  • VII. Clean up safely—in the kitchen and in places where your family bathes and washes clothes.
  1. * Wash yourself, your children, diapers, and clothes, 30 meters (98 feet) away from drinking water sources.


What to do if you or your family are ill with diarrhea:

  • If you have oral rehydration solution (ORS), start taking it immediately, it can save your life.
  • Go immediately to the nearest health facility. Continue to drink ORS at home and while you travel to get treatment.
  • Continue to breastfeed your baby if they have watery diarrhea, even when traveling to get treatment.


If you are infected, use chemical toilets, latrines or bury your feces (poop).

  • Do not defecate in any body of water,
  • Wash hands with soap and safe water after defecating,
  • Clean latrines and surfaces contaminated with feces using a solution of 1 part household bleach to 9 parts water,


What if I don’t have a latrine or chemical toilet?

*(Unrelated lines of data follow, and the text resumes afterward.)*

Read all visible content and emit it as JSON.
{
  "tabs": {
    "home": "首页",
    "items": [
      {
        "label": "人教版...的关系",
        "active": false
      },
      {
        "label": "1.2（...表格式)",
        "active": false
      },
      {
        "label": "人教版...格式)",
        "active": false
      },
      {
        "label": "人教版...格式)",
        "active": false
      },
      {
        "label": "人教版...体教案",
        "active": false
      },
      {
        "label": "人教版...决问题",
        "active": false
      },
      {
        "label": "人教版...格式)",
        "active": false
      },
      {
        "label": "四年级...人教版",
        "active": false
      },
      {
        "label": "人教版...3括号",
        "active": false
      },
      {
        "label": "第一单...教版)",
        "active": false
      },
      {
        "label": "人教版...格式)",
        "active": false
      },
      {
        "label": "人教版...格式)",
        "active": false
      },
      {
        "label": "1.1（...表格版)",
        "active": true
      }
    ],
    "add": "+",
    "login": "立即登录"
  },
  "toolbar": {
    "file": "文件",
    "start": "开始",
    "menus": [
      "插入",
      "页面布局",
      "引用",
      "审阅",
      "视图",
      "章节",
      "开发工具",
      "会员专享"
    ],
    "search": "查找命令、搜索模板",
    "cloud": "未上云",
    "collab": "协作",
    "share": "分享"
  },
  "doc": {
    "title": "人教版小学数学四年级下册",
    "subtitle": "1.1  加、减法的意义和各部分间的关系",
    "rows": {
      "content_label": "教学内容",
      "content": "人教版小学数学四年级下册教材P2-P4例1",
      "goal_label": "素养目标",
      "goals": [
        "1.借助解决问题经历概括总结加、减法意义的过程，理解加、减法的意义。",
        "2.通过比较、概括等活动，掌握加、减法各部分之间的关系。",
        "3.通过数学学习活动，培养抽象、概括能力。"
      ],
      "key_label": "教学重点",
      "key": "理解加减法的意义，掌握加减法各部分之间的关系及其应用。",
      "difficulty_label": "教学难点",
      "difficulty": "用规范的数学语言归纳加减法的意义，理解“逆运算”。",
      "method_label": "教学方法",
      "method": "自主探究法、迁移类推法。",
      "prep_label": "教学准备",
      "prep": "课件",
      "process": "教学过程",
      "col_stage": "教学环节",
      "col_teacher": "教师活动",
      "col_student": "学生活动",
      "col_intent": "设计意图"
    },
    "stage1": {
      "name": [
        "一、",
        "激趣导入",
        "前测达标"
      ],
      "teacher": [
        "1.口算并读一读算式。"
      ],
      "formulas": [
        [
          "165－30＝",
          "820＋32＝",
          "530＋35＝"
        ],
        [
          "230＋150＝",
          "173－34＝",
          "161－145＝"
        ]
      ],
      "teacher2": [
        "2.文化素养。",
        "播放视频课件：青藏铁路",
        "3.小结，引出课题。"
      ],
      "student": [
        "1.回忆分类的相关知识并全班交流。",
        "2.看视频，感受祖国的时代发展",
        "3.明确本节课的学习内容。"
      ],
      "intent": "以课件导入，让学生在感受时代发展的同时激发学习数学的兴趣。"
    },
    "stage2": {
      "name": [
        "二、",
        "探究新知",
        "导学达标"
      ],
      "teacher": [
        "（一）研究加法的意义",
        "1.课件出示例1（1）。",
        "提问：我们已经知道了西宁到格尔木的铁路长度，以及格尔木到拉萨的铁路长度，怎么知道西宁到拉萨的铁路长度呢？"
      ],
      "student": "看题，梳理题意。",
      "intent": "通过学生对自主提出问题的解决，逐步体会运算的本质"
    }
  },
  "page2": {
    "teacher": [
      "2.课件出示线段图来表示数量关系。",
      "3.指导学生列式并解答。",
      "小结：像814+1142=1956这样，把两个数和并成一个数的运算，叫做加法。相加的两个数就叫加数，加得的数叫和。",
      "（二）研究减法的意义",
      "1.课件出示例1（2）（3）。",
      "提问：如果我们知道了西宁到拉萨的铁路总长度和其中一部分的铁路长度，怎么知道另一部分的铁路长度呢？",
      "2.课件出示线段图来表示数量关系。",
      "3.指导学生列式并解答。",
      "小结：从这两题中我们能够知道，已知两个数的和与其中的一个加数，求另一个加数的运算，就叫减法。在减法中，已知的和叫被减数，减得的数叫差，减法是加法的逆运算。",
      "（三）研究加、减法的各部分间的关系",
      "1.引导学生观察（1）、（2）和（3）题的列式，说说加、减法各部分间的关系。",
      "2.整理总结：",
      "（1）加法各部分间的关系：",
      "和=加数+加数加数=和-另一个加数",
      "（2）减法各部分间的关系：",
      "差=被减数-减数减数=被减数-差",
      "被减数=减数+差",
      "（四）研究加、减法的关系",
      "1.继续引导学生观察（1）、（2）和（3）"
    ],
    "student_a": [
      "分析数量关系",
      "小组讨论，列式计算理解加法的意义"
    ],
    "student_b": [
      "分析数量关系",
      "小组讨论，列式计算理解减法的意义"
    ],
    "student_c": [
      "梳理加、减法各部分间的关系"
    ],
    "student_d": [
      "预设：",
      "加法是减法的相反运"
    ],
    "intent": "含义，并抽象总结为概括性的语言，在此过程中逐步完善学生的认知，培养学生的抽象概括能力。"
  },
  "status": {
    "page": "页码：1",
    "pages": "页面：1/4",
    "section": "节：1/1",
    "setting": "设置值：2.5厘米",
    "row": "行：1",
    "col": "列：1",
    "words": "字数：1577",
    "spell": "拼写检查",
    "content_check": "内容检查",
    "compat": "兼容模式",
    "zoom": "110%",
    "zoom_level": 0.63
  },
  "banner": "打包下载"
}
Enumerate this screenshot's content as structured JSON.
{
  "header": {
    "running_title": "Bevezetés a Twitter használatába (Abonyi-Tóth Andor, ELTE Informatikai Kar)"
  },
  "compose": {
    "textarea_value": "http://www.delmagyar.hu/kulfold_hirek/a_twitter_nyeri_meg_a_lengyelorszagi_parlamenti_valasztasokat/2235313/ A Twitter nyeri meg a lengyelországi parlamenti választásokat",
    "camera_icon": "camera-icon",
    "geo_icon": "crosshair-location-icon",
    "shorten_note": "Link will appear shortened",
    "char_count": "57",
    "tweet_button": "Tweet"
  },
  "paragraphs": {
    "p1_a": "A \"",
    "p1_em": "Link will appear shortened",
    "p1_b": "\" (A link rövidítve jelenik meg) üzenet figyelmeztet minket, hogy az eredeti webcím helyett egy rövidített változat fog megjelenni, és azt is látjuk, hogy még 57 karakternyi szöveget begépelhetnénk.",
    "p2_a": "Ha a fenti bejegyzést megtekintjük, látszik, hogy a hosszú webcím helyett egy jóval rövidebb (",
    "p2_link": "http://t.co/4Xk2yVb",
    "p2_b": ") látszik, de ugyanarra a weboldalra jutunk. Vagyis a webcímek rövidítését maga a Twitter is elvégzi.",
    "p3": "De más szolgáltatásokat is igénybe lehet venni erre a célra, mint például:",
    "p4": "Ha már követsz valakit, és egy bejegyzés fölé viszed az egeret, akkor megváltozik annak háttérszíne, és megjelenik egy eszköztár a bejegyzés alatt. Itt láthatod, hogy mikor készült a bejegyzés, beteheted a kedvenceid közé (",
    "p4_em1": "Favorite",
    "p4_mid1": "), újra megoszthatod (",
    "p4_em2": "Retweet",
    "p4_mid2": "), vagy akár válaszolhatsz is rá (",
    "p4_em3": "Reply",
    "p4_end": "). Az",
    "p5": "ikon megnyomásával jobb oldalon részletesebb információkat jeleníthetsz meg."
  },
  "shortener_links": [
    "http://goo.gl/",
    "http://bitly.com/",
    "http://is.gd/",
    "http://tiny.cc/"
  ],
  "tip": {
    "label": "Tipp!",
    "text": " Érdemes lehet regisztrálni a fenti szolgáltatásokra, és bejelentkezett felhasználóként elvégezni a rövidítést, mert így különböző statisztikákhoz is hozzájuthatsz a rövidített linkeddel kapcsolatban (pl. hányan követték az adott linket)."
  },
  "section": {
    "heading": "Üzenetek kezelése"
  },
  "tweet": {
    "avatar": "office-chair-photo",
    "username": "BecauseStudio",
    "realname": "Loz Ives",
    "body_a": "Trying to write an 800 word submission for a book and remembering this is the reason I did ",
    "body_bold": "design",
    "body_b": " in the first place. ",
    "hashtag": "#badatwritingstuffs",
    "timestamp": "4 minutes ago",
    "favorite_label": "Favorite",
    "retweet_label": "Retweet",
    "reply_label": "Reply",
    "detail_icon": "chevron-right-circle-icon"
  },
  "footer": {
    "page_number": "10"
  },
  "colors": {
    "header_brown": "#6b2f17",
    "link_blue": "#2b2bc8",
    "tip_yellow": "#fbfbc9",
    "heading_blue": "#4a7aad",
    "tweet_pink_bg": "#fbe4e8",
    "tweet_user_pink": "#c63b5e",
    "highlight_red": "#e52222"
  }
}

  • Defecate at least 30 meters (98 feet) away from any body of water and then bury your feces.
  • Dispose of plastic bags containing feces in latrines, at collection points if available, or bury it in the ground.
  • Do not put plastic bags in chemical toilets.
  • Dig new latrines or temporary pit toilets at least a half-meter (1.6 feet) deep and at least 30 meters (98 feet) away from any body of water.